Ionic Compounds
(Page 7 in notes….we skipped it intentionally last day)

All are solids at SATP (Standard Ambient
Temperature and Pressure) of 25oC and 100 kPa.

When they dissolve in water, they form aqueous
solutions that:
 are
colored or colorless
 conduct
electricity ie. they are electrolytes
(show examples)
Ionic Compounds

These compounds form after an electron
transfer:
 usually
from a metal to a nonmetal
 the
resulting ions (cations and anions) are
attracted to each other (since they are
oppositely charged) and they form ionic bonds
Start to draw Sodium chloride example on board.
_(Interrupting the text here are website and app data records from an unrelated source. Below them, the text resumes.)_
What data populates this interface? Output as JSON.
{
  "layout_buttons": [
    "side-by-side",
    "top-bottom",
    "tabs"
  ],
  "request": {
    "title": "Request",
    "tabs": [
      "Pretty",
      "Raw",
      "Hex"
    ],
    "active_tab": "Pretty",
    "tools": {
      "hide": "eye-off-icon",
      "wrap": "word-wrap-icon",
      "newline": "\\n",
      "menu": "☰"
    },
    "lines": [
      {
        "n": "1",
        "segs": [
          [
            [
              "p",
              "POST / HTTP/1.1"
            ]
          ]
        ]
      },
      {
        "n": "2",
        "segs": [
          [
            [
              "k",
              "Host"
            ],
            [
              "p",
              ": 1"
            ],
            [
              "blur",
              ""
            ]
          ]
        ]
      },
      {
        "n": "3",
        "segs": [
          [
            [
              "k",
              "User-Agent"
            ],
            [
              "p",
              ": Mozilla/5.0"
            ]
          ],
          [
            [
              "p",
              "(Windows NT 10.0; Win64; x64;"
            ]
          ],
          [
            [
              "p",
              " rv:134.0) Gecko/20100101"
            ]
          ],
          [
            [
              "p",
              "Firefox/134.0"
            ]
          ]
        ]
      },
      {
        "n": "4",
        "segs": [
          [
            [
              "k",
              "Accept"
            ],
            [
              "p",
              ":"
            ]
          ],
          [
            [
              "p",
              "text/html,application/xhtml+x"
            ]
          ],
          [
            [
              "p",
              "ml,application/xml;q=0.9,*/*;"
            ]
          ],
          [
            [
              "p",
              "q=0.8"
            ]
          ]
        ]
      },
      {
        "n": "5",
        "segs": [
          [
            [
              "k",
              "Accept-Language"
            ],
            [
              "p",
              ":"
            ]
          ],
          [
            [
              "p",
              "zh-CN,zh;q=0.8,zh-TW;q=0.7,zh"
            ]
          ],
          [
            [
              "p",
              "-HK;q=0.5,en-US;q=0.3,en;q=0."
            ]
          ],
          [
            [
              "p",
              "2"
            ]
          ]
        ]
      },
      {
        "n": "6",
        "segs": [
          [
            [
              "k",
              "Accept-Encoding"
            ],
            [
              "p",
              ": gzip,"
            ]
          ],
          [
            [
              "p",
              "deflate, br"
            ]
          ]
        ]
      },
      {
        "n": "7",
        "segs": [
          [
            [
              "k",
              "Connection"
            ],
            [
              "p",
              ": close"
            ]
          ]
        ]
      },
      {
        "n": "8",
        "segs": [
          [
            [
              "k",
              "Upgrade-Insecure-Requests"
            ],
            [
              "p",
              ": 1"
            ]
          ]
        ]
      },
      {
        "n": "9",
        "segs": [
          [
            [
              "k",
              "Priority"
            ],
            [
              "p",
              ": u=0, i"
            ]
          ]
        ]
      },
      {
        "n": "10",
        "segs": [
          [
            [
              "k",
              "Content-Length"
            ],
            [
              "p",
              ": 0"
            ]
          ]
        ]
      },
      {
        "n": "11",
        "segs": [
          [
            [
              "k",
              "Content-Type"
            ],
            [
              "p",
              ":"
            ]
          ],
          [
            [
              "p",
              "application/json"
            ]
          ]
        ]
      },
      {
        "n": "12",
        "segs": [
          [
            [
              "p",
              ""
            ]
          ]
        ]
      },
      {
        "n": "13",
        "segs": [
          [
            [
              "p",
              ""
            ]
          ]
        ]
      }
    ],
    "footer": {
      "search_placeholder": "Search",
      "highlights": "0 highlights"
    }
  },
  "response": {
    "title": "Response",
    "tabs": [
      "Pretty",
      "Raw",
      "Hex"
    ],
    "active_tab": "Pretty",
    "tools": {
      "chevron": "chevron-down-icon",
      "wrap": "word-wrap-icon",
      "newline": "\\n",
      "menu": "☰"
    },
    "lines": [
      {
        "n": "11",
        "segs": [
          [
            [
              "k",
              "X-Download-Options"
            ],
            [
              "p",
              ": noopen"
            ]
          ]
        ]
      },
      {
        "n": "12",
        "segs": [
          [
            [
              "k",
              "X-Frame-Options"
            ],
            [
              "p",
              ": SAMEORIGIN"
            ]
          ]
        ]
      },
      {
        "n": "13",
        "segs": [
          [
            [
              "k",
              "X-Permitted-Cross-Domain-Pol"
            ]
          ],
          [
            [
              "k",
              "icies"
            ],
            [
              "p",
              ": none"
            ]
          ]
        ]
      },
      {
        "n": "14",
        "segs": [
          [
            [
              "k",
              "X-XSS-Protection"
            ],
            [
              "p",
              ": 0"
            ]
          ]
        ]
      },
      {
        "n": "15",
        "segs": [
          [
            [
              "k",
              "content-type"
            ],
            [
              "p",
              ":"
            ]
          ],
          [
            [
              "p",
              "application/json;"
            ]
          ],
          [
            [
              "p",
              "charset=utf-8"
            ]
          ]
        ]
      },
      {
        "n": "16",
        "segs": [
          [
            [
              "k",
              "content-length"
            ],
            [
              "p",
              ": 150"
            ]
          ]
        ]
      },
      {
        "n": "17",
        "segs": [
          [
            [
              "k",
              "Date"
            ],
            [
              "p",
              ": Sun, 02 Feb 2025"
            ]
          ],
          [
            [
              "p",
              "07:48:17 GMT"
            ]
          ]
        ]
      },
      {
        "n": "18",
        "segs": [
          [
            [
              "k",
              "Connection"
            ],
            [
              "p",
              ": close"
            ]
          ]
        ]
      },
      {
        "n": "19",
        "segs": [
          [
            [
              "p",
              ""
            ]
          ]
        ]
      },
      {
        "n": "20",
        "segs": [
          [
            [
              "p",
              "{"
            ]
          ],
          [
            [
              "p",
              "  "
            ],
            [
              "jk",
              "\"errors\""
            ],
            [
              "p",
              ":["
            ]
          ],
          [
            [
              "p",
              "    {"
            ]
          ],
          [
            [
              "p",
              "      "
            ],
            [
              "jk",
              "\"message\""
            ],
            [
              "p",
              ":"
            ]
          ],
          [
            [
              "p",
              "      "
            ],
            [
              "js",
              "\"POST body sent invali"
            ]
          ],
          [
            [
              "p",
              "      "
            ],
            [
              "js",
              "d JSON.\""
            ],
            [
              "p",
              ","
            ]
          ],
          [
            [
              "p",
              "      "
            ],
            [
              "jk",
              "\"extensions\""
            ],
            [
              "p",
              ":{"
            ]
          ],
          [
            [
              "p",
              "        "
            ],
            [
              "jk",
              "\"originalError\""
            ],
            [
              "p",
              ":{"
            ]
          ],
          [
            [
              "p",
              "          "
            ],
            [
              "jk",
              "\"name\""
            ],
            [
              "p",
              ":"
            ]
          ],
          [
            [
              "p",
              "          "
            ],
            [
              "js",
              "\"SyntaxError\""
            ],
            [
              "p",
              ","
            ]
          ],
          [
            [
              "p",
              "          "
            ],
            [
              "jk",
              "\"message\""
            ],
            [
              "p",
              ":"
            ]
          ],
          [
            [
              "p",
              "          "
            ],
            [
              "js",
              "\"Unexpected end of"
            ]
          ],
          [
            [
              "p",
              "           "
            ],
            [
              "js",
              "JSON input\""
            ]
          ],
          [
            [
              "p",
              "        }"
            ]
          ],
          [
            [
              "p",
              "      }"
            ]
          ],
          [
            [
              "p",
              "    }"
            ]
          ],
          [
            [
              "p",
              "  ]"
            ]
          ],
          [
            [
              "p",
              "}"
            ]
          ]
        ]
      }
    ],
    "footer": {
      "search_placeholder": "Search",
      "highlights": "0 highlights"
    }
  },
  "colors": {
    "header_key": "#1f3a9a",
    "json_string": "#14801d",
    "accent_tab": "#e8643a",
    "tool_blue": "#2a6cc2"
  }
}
Stop before
writing compound
Ionic Compounds

Together all of the ions present form an ionic
crystal lattice in which the net charge is zero
Ionic Compounds

Eg: (1) in a sample of sodium chloride, NaCl, for
every Na+ ion there is one Cl- ion

Eg (2) in a sample of calclium chloride, CaCl2, for
every Ca2+ ion there are 2 Cl- ions
Formula Unit: an expression of the simplest whole
number ratio of cations to anions
Complete Examples on Board
(Sodium Chloride and Calcium Chloride) extra page?
Writing Empirical Formulas for Ionic
Compounds (Page 8)

Empirical formulas show the ratios of different ions
found in an ionic compound.
Example:
Compound: KCl (Potassium Chloride)
Ratio: one K+ : one ClEmperical Formula: K1Cl1 is the same as KCl
Even though a sample of potassium chloride has trillions
and trillions each ion, we write the formula as the smallest
possible ratio, which is 1:1
General Rules (of writing formulas)
Write each ion symbol with charge.
2. Determine # of +ve and –ve ions needed to create a
compound with a balanced charge.
Total positive charge = total negative charge.
1.
3.
Assign subscripts to each ion

4.
(subscript indicates the number of that ion present in
the formula).
Re-write the symbol of each ion with subscript. Do not
include ion charges in final formula.
Writing Empirical Formulas for Ionic
Compounds

Heed the Note section on the top of page 9
Examples:
Monatomic: Silver chloride and Aluminum Oxide
Polyatomic: Potassium carbonate and ammonium nitrate
Multivalent: Iron(II) sulfide and Lead(IV) oxide
Hydrate: Zinc chloride hexahydrate and
Copper(II)sulphate pentahydrate
Worksheets 8-11

Complete the first half of
each section before
completely finishing any
worksheet!

This is so you encounter a
variety of problems now